Task description ::
Please tally the lines in the data below that include the string "Developer", and reply with only the total.

Dataset records ::
+ + + +

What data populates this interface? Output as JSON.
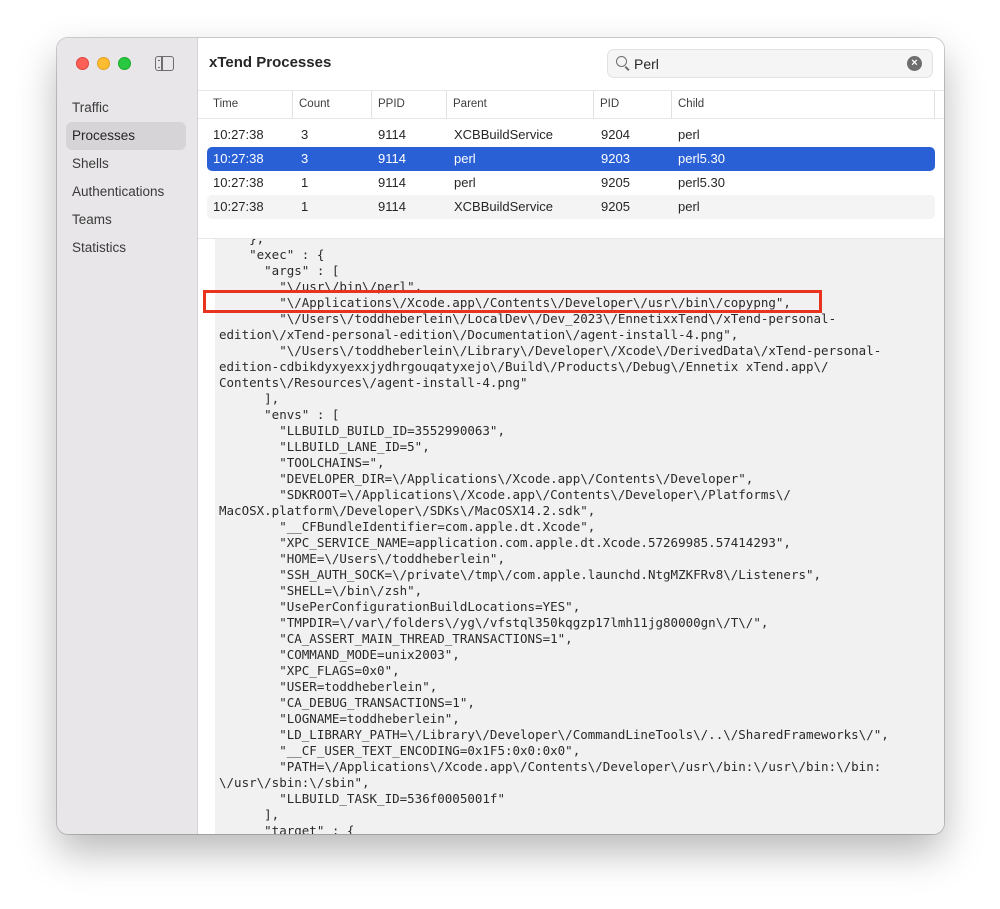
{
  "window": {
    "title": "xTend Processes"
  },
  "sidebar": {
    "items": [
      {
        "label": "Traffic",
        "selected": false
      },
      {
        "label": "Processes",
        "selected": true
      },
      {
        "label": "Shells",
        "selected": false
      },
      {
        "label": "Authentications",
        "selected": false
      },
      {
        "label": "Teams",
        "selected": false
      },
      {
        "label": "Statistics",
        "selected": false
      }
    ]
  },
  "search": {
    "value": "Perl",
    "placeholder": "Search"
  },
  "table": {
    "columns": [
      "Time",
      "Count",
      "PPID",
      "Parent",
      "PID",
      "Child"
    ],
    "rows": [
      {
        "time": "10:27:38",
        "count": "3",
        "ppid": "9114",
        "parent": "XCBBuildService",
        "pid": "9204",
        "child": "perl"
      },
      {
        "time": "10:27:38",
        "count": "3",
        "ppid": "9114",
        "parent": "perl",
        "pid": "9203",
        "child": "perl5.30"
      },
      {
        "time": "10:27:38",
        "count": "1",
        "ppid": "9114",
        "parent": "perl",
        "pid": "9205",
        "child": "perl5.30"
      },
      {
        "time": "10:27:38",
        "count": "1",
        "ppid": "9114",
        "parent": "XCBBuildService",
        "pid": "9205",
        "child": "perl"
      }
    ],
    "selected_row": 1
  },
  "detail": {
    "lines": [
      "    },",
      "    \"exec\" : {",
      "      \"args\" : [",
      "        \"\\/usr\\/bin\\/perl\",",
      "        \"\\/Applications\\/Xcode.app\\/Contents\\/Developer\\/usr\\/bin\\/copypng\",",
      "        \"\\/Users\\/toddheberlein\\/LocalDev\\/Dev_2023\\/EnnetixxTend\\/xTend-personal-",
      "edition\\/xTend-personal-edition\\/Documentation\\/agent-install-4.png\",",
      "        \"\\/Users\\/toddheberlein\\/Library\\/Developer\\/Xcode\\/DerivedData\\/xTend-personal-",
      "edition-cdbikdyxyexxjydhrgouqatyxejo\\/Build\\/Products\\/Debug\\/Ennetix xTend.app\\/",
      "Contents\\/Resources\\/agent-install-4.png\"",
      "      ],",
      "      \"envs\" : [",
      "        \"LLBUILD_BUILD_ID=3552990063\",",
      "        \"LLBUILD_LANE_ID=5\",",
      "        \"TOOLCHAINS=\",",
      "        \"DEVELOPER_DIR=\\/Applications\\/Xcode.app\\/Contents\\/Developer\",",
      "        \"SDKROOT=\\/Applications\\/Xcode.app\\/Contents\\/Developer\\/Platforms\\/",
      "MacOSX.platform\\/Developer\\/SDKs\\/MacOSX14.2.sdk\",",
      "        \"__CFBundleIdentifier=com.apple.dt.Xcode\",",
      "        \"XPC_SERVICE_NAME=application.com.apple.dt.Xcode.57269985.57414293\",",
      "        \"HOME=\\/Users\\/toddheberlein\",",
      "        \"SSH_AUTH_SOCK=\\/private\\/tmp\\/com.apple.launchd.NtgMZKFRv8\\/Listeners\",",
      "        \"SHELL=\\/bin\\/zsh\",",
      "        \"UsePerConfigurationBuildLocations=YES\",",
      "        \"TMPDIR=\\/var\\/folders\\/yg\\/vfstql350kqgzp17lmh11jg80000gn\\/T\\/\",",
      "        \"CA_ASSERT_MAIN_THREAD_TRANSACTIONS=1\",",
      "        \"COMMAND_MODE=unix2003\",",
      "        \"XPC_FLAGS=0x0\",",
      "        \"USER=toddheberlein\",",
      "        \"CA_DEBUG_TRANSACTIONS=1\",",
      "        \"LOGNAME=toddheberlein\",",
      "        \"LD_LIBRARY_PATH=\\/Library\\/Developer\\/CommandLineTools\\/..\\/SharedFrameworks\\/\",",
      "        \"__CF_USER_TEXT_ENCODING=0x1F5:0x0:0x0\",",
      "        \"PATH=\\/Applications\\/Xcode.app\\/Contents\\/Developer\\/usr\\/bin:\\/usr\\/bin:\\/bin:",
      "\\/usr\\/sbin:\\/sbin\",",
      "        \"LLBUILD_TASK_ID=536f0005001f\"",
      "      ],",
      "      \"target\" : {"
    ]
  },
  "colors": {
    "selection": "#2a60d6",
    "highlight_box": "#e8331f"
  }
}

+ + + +

Output for this exercise ::
7